RECORDS FOR THIS TASK.

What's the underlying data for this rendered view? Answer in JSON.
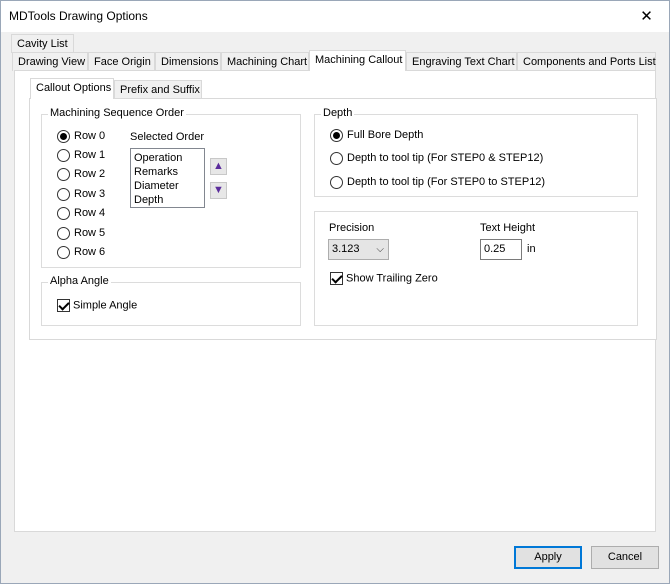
{
  "window": {
    "title": "MDTools Drawing Options",
    "close_glyph": "✕"
  },
  "top_tab": {
    "label": "Cavity List"
  },
  "tabs": [
    {
      "label": "Drawing View"
    },
    {
      "label": "Face Origin"
    },
    {
      "label": "Dimensions"
    },
    {
      "label": "Machining Chart"
    },
    {
      "label": "Machining Callout"
    },
    {
      "label": "Engraving Text Chart"
    },
    {
      "label": "Components and Ports List"
    }
  ],
  "subtabs": [
    {
      "label": "Callout Options"
    },
    {
      "label": "Prefix and Suffix"
    }
  ],
  "sequence": {
    "title": "Machining Sequence Order",
    "rows": [
      {
        "label": "Row 0",
        "selected": true
      },
      {
        "label": "Row 1",
        "selected": false
      },
      {
        "label": "Row 2",
        "selected": false
      },
      {
        "label": "Row 3",
        "selected": false
      },
      {
        "label": "Row 4",
        "selected": false
      },
      {
        "label": "Row 5",
        "selected": false
      },
      {
        "label": "Row 6",
        "selected": false
      }
    ],
    "selected_order_label": "Selected Order",
    "selected_order_items": [
      "Operation",
      "Remarks",
      "Diameter",
      "Depth"
    ],
    "up_icon": "▲",
    "down_icon": "▼"
  },
  "alpha": {
    "title": "Alpha Angle",
    "simple_angle_label": "Simple Angle",
    "simple_angle_checked": true
  },
  "depth": {
    "title": "Depth",
    "options": [
      {
        "label": "Full Bore Depth",
        "selected": true
      },
      {
        "label": "Depth to tool tip (For STEP0 & STEP12)",
        "selected": false
      },
      {
        "label": "Depth to tool tip (For STEP0 to STEP12)",
        "selected": false
      }
    ]
  },
  "precision": {
    "label": "Precision",
    "value": "3.123",
    "chevron": "⌵"
  },
  "text_height": {
    "label": "Text Height",
    "value": "0.25",
    "unit": "in"
  },
  "trailing_zero": {
    "label": "Show Trailing Zero",
    "checked": true
  },
  "buttons": {
    "apply": "Apply",
    "cancel": "Cancel"
  },
  "colors": {
    "accent": "#0078d7",
    "arrow": "#5b2d9c"
  }
}
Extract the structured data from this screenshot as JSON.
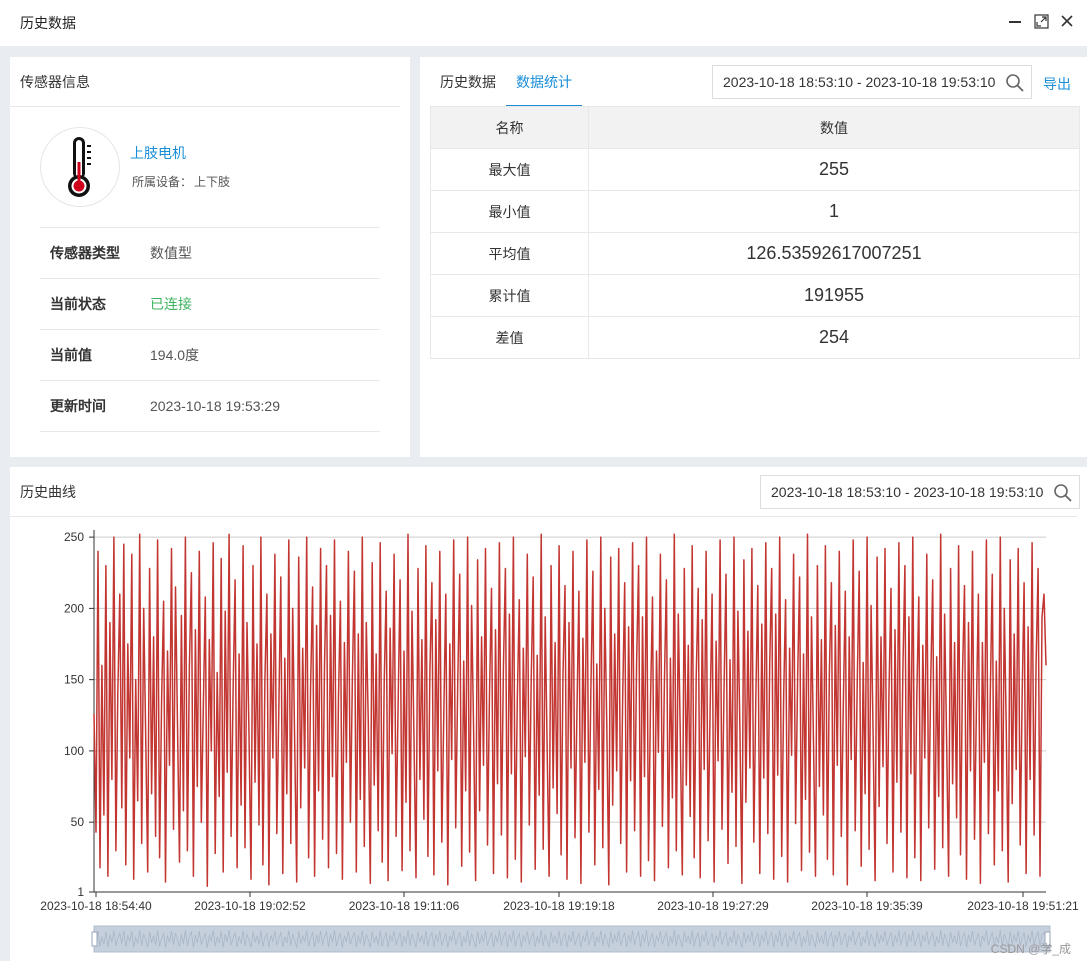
{
  "window": {
    "title": "历史数据",
    "controls": [
      "minimize-icon",
      "maximize-icon",
      "close-icon"
    ]
  },
  "sensor_panel": {
    "title": "传感器信息",
    "icon": "thermometer-icon",
    "name": "上肢电机",
    "device_label": "所属设备：",
    "device_value": "上下肢",
    "rows": [
      {
        "key": "传感器类型",
        "value": "数值型"
      },
      {
        "key": "当前状态",
        "value": "已连接",
        "status_color": "#3cb35f"
      },
      {
        "key": "当前值",
        "value": "194.0度"
      },
      {
        "key": "更新时间",
        "value": "2023-10-18 19:53:29"
      }
    ]
  },
  "stats_panel": {
    "tabs": [
      {
        "label": "历史数据",
        "active": false
      },
      {
        "label": "数据统计",
        "active": true
      }
    ],
    "date_range": "2023-10-18 18:53:10 - 2023-10-18 19:53:10",
    "export_label": "导出",
    "table": {
      "headers": [
        "名称",
        "数值"
      ],
      "rows": [
        {
          "name": "最大值",
          "value": "255"
        },
        {
          "name": "最小值",
          "value": "1"
        },
        {
          "name": "平均值",
          "value": "126.53592617007251"
        },
        {
          "name": "累计值",
          "value": "191955"
        },
        {
          "name": "差值",
          "value": "254"
        }
      ]
    }
  },
  "curve_panel": {
    "title": "历史曲线",
    "date_range": "2023-10-18 18:53:10 - 2023-10-18 19:53:10"
  },
  "chart_data": {
    "type": "line",
    "title": "",
    "xlabel": "",
    "ylabel": "",
    "yticks": [
      1,
      50,
      100,
      150,
      200,
      250
    ],
    "ylim": [
      1,
      255
    ],
    "xticks": [
      "2023-10-18 18:54:40",
      "2023-10-18 19:02:52",
      "2023-10-18 19:11:06",
      "2023-10-18 19:19:18",
      "2023-10-18 19:27:29",
      "2023-10-18 19:35:39",
      "2023-10-18 19:51:21"
    ],
    "grid": true,
    "line_color": "#c23531",
    "series": [
      {
        "values": [
          126,
          43,
          240,
          18,
          160,
          55,
          230,
          12,
          190,
          80,
          250,
          30,
          140,
          210,
          60,
          245,
          20,
          175,
          95,
          238,
          10,
          150,
          65,
          252,
          35,
          200,
          110,
          15,
          228,
          70,
          180,
          40,
          248,
          25,
          135,
          205,
          8,
          170,
          90,
          242,
          45,
          215,
          118,
          22,
          195,
          58,
          250,
          30,
          160,
          225,
          12,
          185,
          75,
          240,
          50,
          130,
          208,
          5,
          178,
          100,
          246,
          28,
          155,
          68,
          235,
          15,
          198,
          85,
          252,
          40,
          142,
          220,
          18,
          168,
          62,
          244,
          32,
          190,
          112,
          10,
          230,
          78,
          175,
          48,
          250,
          20,
          150,
          210,
          6,
          182,
          95,
          238,
          42,
          128,
          222,
          14,
          165,
          70,
          248,
          35,
          200,
          105,
          8,
          236,
          60,
          172,
          88,
          250,
          25,
          145,
          215,
          12,
          188,
          72,
          242,
          38,
          160,
          230,
          18,
          195,
          82,
          248,
          28,
          138,
          205,
          10,
          176,
          92,
          240,
          50,
          152,
          226,
          15,
          182,
          66,
          250,
          33,
          190,
          120,
          7,
          232,
          76,
          168,
          44,
          246,
          22,
          148,
          212,
          9,
          186,
          98,
          238,
          40,
          132,
          220,
          16,
          170,
          64,
          252,
          30,
          198,
          108,
          11,
          228,
          80,
          178,
          52,
          244,
          26,
          156,
          218,
          13,
          192,
          86,
          240,
          36,
          126,
          210,
          6,
          175,
          94,
          248,
          46,
          146,
          224,
          19,
          163,
          72,
          250,
          29,
          202,
          115,
          9,
          234,
          58,
          180,
          90,
          242,
          34,
          140,
          214,
          14,
          185,
          77,
          246,
          41,
          158,
          228,
          11,
          196,
          84,
          250,
          24,
          136,
          206,
          8,
          172,
          96,
          238,
          48,
          150,
          222,
          17,
          167,
          69,
          252,
          31,
          194,
          104,
          12,
          230,
          74,
          176,
          56,
          244,
          27,
          154,
          216,
          10,
          190,
          88,
          240,
          39,
          130,
          212,
          7,
          179,
          92,
          248,
          43,
          144,
          226,
          20,
          161,
          73,
          250,
          32,
          200,
          118,
          6,
          236,
          62,
          182,
          86,
          242,
          35,
          138,
          218,
          15,
          187,
          79,
          246,
          44,
          162,
          230,
          12,
          194,
          82,
          250,
          23,
          134,
          208,
          9,
          170,
          99,
          238,
          47,
          148,
          220,
          18,
          165,
          67,
          252,
          30,
          196,
          110,
          13,
          228,
          76,
          174,
          54,
          244,
          25,
          152,
          214,
          11,
          192,
          87,
          240,
          37,
          128,
          210,
          8,
          177,
          93,
          248,
          45,
          142,
          224,
          21,
          164,
          71,
          250,
          33,
          198,
          116,
          7,
          234,
          64,
          184,
          88,
          242,
          36,
          136,
          216,
          14,
          189,
          81,
          246,
          42,
          160,
          228,
          10,
          196,
          83,
          250,
          26,
          140,
          206,
          8,
          172,
          97,
          238,
          49,
          150,
          222,
          16,
          168,
          66,
          252,
          29,
          194,
          106,
          12,
          230,
          75,
          178,
          55,
          244,
          24,
          156,
          218,
          13,
          188,
          90,
          240,
          40,
          132,
          212,
          6,
          180,
          94,
          248,
          44,
          146,
          226,
          19,
          162,
          70,
          250,
          31,
          202,
          112,
          9,
          236,
          61,
          180,
          89,
          242,
          35,
          142,
          214,
          15,
          185,
          78,
          246,
          43,
          158,
          230,
          11,
          194,
          84,
          250,
          25,
          138,
          208,
          9,
          174,
          95,
          238,
          46,
          148,
          220,
          17,
          166,
          68,
          252,
          32,
          196,
          108,
          12,
          228,
          77,
          176,
          53,
          244,
          27,
          154,
          216,
          10,
          190,
          86,
          240,
          38,
          130,
          210,
          7,
          176,
          92,
          248,
          42,
          144,
          224,
          20,
          163,
          72,
          250,
          30,
          200,
          114,
          8,
          234,
          63,
          182,
          87,
          242,
          34,
          140,
          218,
          14,
          187,
          80,
          246,
          41,
          162,
          228,
          12,
          194,
          210,
          160
        ]
      }
    ]
  },
  "watermark": "CSDN @学_成"
}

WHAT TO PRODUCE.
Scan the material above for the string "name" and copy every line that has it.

FINAL ANSWER.
    "name": "上肢电机",
          "name": "最大值",
          "name": "最小值",
          "name": "平均值",
          "name": "累计值",
          "name": "差值",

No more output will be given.